The Accident That May Have Made Henry VIII A Tyrant

Even the most casual observers of royal history can probably agree that Henry VIII was his whole own thing. The dude murdered two of his six wives and invented an entire religion just to be able to divorce another two, not to mention that he executed tons of people and wasted a truly exorbitant amount of money. He tried to produce male heirs for a significant portion of his portly life, yet out of Henry VIII's four children, the only truly significant monarchs were Queen Mary I and Elizabeth I. (One of his sons, Edward VI, did sit on the throne for a while, but the poor kid died before he came of age.) Oh, and somehow, he managed to revel away nearly half of his insane net worth by the time he died

In many ways, Henry VIII was a messed up guy who did messed up things. But was he always like that? Did he jump out of the womb as a spring-loaded ball of supervillainy, or did something happen to make him the oddball tyrant we all know and ... know?  

Henry VIII may have jousted his way to tyranny

As The Independent reports, there might indeed be an explanation behind Henry VIII's truly historical cruelty. In fact, a History Channel documentary called Inside the Body of Henry VIII believes there's a very specific point in time when the king took a turn for the worse. On January 24, 1536, the 44-year-old king was participating in a jousting tournament at Greenwich Palace when he took a bad fall from his armored horse ... that then collapsed right on top of him. 

The incident ended Henry's jousting days for good, and it gave him some serious leg injuries that never really went away. However, it's possible that wasn't the only ailment he got that day. Henry VIII was unconscious for two hours, and he may have had a brain injury that no one could diagnose — let alone treat — with the era's medical know-how. 

Henry VIII went from athletic to absurd

It's true that the jousting accident appears to have marked a significant change in Henry VIII's behavior. The formerly genial, athletic king became "cruel, vicious, and paranoid," and he soon grew apart from Anne Boleyn, his second wife, and started his revolving door of spouses. It's also noteworthy that the people who'd so revered Henry in his younger days started talking smack about him right around this time, which is another sign of a profound change. 

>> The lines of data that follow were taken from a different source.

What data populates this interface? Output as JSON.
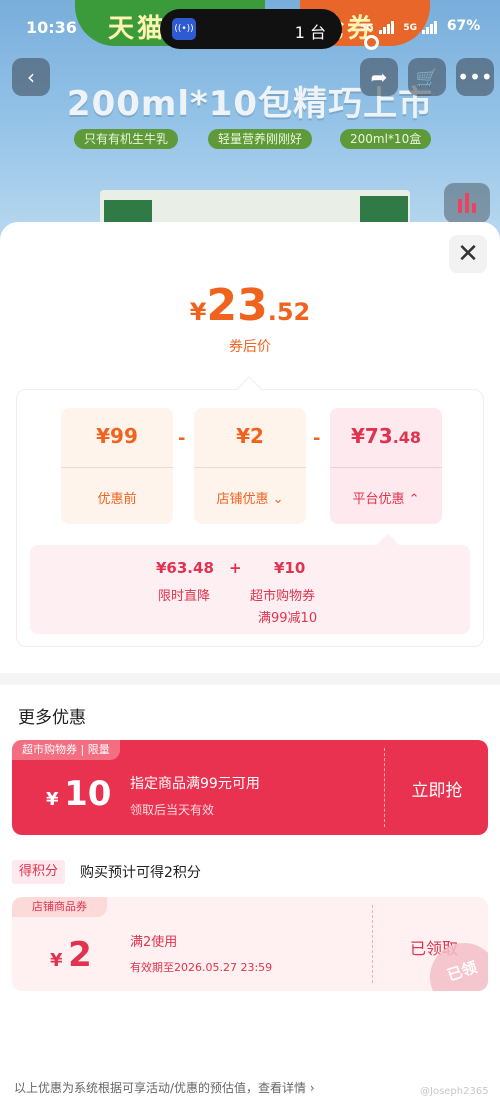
{
  "status_bar": {
    "time": "10:36",
    "island_text": "1 台",
    "network1": "5G",
    "network2": "5G",
    "battery": "67%"
  },
  "background": {
    "brand_left": "天猫",
    "brand_right": "抢券",
    "headline": "200ml*10包精巧上市",
    "tags": [
      "只有有机生牛乳",
      "轻量营养刚刚好",
      "200ml*10盒"
    ]
  },
  "price": {
    "currency": "¥",
    "integer": "23",
    "decimal": ".52",
    "label": "券后价"
  },
  "breakdown": {
    "original": {
      "amount": "¥99",
      "label": "优惠前"
    },
    "store": {
      "amount": "¥2",
      "label": "店铺优惠 ⌄"
    },
    "platform": {
      "amount_main": "¥73",
      "amount_dec": ".48",
      "label": "平台优惠 ⌃"
    },
    "operator_minus": "-",
    "platform_detail": {
      "item1_amount": "¥63.48",
      "item1_label": "限时直降",
      "plus": "+",
      "item2_amount": "¥10",
      "item2_label": "超市购物券",
      "item2_sub": "满99减10"
    }
  },
  "more_offers": {
    "title": "更多优惠",
    "coupon1": {
      "tag": "超市购物券 | 限量",
      "currency": "¥",
      "amount": "10",
      "condition": "指定商品满99元可用",
      "validity": "领取后当天有效",
      "button": "立即抢"
    },
    "points": {
      "badge": "得积分",
      "text": "购买预计可得2积分"
    },
    "coupon2": {
      "tag": "店铺商品券",
      "currency": "¥",
      "amount": "2",
      "condition": "满2使用",
      "validity": "有效期至2026.05.27 23:59",
      "button": "已领取",
      "stamp": "已领"
    }
  },
  "footer": {
    "note": "以上优惠为系统根据可享活动/优惠的预估值，查看详情 ›",
    "watermark": "@Joseph2365"
  },
  "colors": {
    "accent_orange": "#f0631f",
    "accent_red": "#e8324f",
    "pink_bg": "#fdeff2"
  }
}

So, while it's not exactly possible to analyze a long-dead king's brain to find out for sure, it certainly seems within the realm of possibility that the jousting incident might've given him a personality-changing head trauma, a la Phineas Gage. This, together with his impressive laundry list of sports injuries, could've driven him into reclusive paranoia and extreme comfort eating that bloated him to almost 400 pounds by his death at 55.